During sleep, the eyes continue to produce mucus and tears. Since one is not blinking, the eye discharge accumulates in the corners of the eyes and eyelashes.

Also Known As

  • Eye gunk
  • Eye pus
  • Eye mattering
  • Eye boogers
  • Rheum
  • Sleepy dust
  • Goopy eyes

Causes and Risk Factors

Eye discharge is a natural function of the eyes. A change in color, frequency, quality, amount and consistency, might indicate a disease or infection.
Common eye conditions that cause abnormal discharge include:

  • Blepharitis
  • Dacryocystitis or blocked tear duct
  • Dry eye syndrome
  • Bacterial conjunctivitis
  • Allergic conjunctivitis
  • Stye
  • Eye herpes
  • Fungal keratitis
  • Eye injury
  • Corneal ulcer

Risk factors include:

  • Unhygienic environment 
  • Use of contact lens
  • Malfunctioning eyelid oil glands
  • Hazardous work and sports
  • Old and outdated eye makeup
  • Seborrheic dermatitis or dandruff of the scalp and eyebrows  
  • Eyelash lice or mites

Signs & Symptoms

Where the eye discharge has changed color (often yellow or green), or there is an excessive or thick discharge, it could be a sign of a problem.
Other symptoms could include:

  • Eye pain
  • A red eye
  • Itching eyes
  • Increased sensitivity to light
  • Inflammation
  • Blurred vision
  • Fever
  • The sensation of a foreign body in the eye
  • Dry eyes


The eye care professional will take the patient’s medical history, symptoms and conduct an eye examination. It may include:

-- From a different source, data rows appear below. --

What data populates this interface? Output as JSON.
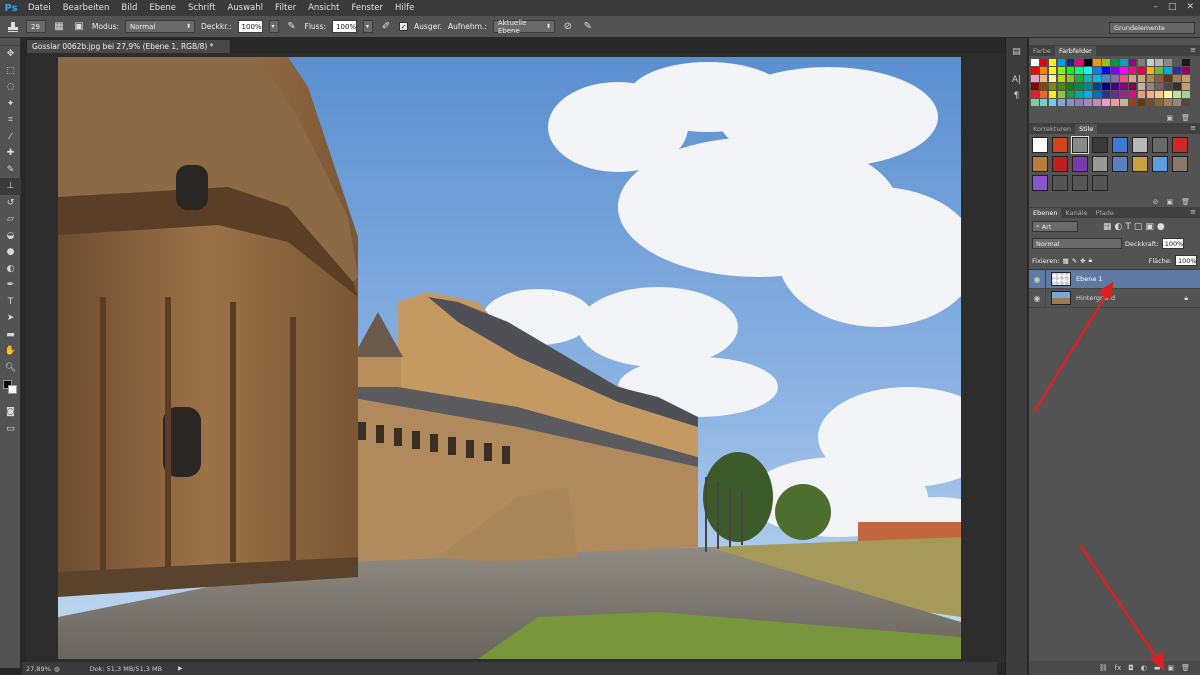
{
  "app": {
    "logo": "Ps"
  },
  "menu": [
    "Datei",
    "Bearbeiten",
    "Bild",
    "Ebene",
    "Schrift",
    "Auswahl",
    "Filter",
    "Ansicht",
    "Fenster",
    "Hilfe"
  ],
  "window_controls": [
    "–",
    "□",
    "✕"
  ],
  "options": {
    "brush_size": "29",
    "mode_label": "Modus:",
    "mode_value": "Normal",
    "opacity_label": "Deckkr.:",
    "opacity_value": "100%",
    "flow_label": "Fluss:",
    "flow_value": "100%",
    "aligned_label": "Ausger.",
    "sample_label": "Aufnehm.:",
    "sample_value": "Aktuelle Ebene"
  },
  "workspace": "Grundelemente",
  "document": {
    "tab_title": "Gosslar 0062b.jpg bei 27,9% (Ebene 1, RGB/8) *",
    "zoom": "27,89%",
    "doc_size": "Dok: 51,3 MB/51,3 MB"
  },
  "swatch_panel": {
    "tabs": [
      "Farbe",
      "Farbfelder"
    ],
    "active_tab": "Farbfelder",
    "colors": [
      "#ffffff",
      "#e60012",
      "#fff100",
      "#00a0e9",
      "#1d2088",
      "#e4007f",
      "#000000",
      "#f39800",
      "#8fc31f",
      "#009944",
      "#00a0c1",
      "#920783",
      "#7d7d7d",
      "#c9caca",
      "#b5b5b6",
      "#898989",
      "#595757",
      "#231815",
      "#ff0000",
      "#ff7f00",
      "#ffff00",
      "#7fff00",
      "#00ff00",
      "#00ff7f",
      "#00ffff",
      "#007fff",
      "#0000ff",
      "#7f00ff",
      "#ff00ff",
      "#ff007f",
      "#e5004f",
      "#f8b500",
      "#6fba2c",
      "#00a7eb",
      "#2e3192",
      "#9e005d",
      "#f19ec2",
      "#f6b37f",
      "#fff799",
      "#c3d600",
      "#8dc21f",
      "#22ac38",
      "#13b5b1",
      "#00b7ee",
      "#448aca",
      "#8c6ab0",
      "#e95388",
      "#d4a28b",
      "#cfa972",
      "#b28850",
      "#8b5e3c",
      "#603813",
      "#a67c52",
      "#c69c6d",
      "#8a0000",
      "#8a4500",
      "#8a8a00",
      "#458a00",
      "#008a00",
      "#008a45",
      "#008a8a",
      "#00458a",
      "#00008a",
      "#45008a",
      "#8a008a",
      "#8a0045",
      "#c7b299",
      "#998675",
      "#736357",
      "#534741",
      "#362f2d",
      "#c69c6d",
      "#ed1c24",
      "#f26522",
      "#fff200",
      "#8dc63f",
      "#00a651",
      "#00a99d",
      "#00aeef",
      "#0072bc",
      "#2e3192",
      "#662d91",
      "#92278f",
      "#ec008c",
      "#f7977a",
      "#fbad82",
      "#fdc68c",
      "#fff79a",
      "#c4df9b",
      "#a3d39c",
      "#82ca9c",
      "#7accc8",
      "#6dcff6",
      "#7da7d8",
      "#8393ca",
      "#8781bd",
      "#a186be",
      "#bd8cbf",
      "#f49ac1",
      "#f6989d",
      "#c2b59b",
      "#a0410d",
      "#603913",
      "#754c24",
      "#8c6239",
      "#a67c52",
      "#998675",
      "#534741"
    ]
  },
  "styles_panel": {
    "tabs": [
      "Korrekturen",
      "Stile"
    ],
    "active_tab": "Stile",
    "items": [
      "none-style-icon",
      "fire-style-icon",
      "blank-style-icon",
      "chrome-style-icon",
      "blue-glass-style-icon",
      "gray-style-icon",
      "dark-frame-style-icon",
      "red-glass-style-icon",
      "bronze-style-icon",
      "red-style-icon",
      "purple-style-icon",
      "gray-gloss-style-icon",
      "blue-border-style-icon",
      "gold-style-icon",
      "blue-sky-style-icon",
      "stone-style-icon",
      "purple-glow-style-icon",
      "empty-slot-1",
      "empty-slot-2",
      "empty-slot-3"
    ],
    "style_colors": [
      "#ffffff",
      "#d0451b",
      "#8a8a8a",
      "#3a3a3a",
      "#3d7ad3",
      "#b8b8b8",
      "#6a6a6a",
      "#cc2a2a",
      "#b57f3a",
      "#c02020",
      "#7a3ab0",
      "#999999",
      "#5a80c0",
      "#c9a040",
      "#5aa0e0",
      "#8a7a6a",
      "#8855cc",
      "#555555",
      "#555555",
      "#555555"
    ]
  },
  "layers_panel": {
    "tabs": [
      "Ebenen",
      "Kanäle",
      "Pfade"
    ],
    "active_tab": "Ebenen",
    "filter_label": "Art",
    "blend_mode": "Normal",
    "opacity_label": "Deckkraft:",
    "opacity_value": "100%",
    "lock_label": "Fixieren:",
    "fill_label": "Fläche:",
    "fill_value": "100%",
    "layers": [
      {
        "name": "Ebene 1",
        "selected": true,
        "thumb": "transparent"
      },
      {
        "name": "Hintergrund",
        "selected": false,
        "thumb": "photo",
        "locked": true
      }
    ]
  }
}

  • External and anterior segment examination 
  • Assessment of the tears to look for abnormalities
  • Slit lamp examination 
  • Dilated fundus exam 
  • Intraocular pressure exam
  • Fluorescein eye stain eye test

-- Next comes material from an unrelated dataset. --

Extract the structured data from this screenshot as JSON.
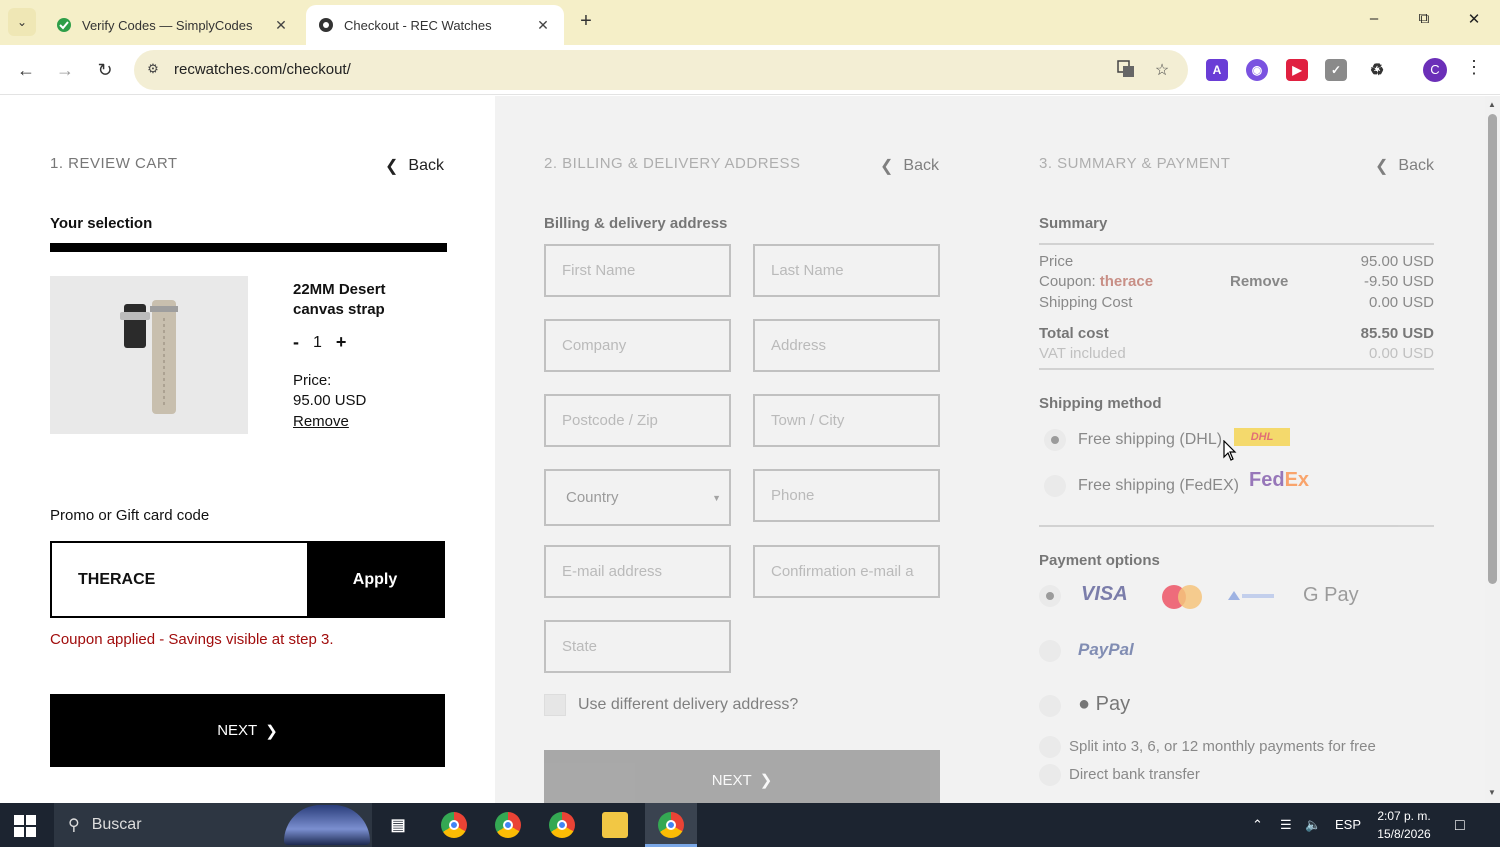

Treatment is focused on the cause of the abnormal eye discharge.

Medical Treatment

The eye doctor may prescribe:

  • Artificial tears for dry eyes
  • Antibiotics for an eye infection
  • Antiviral ointments and eye drops for a viral infection
  • Antifungal medicines, including oral medication and eye drops for a fungal infection
  • Antihistamine eye drops and decongestants for eye allergies

Surgical Treatment

Where there is an embedded or attached foreign body, the eye surgeon will use needles and other specialized tools to extract it.

Home Care

Warm compresses placed over the eyes may relieve symptoms of general eye discomfort and itching. It also removes eye gunk.

The best way to separate eyelids that are stuck together is to wet a washcloth in hot water.  Place it over the eyes for a few minutes, then wipe out the sleep crust.

Prognosis/Long-term outlook

Sleep crust is no cause for concern. However, if one notices an abnormal eye discharge, it is important to see an eye doctor without delay.  

It could be a sign of an eye disease. Some diseases like blepharitis, herpes keratitis and fungal keratitis may have severe visual consequences. Others such as bacterial conjunctivitis are very contagious and can spread to the other eye and even to other people.

Prevention/Follow Up

Simple tips to prevent or manage eye discharge include:

  • Avoid touching the eyes to prevent the onset or spread of an eye infection.
  • Using a clean, warm moist washcloth to remove sleep crust instead of fingers. 
  • Washing hands often, particularly if one has a contagious pink eye.
  • People who use contact lenses should always respect the lens care regimen.
  • Discarding any contaminated cosmetics like mascara and eyeliner, if one has an eye infection.
  • Maintaining good hygiene at both personal and environmental levels
  • Using protective gear for hazardous work, sports and other outdoor activities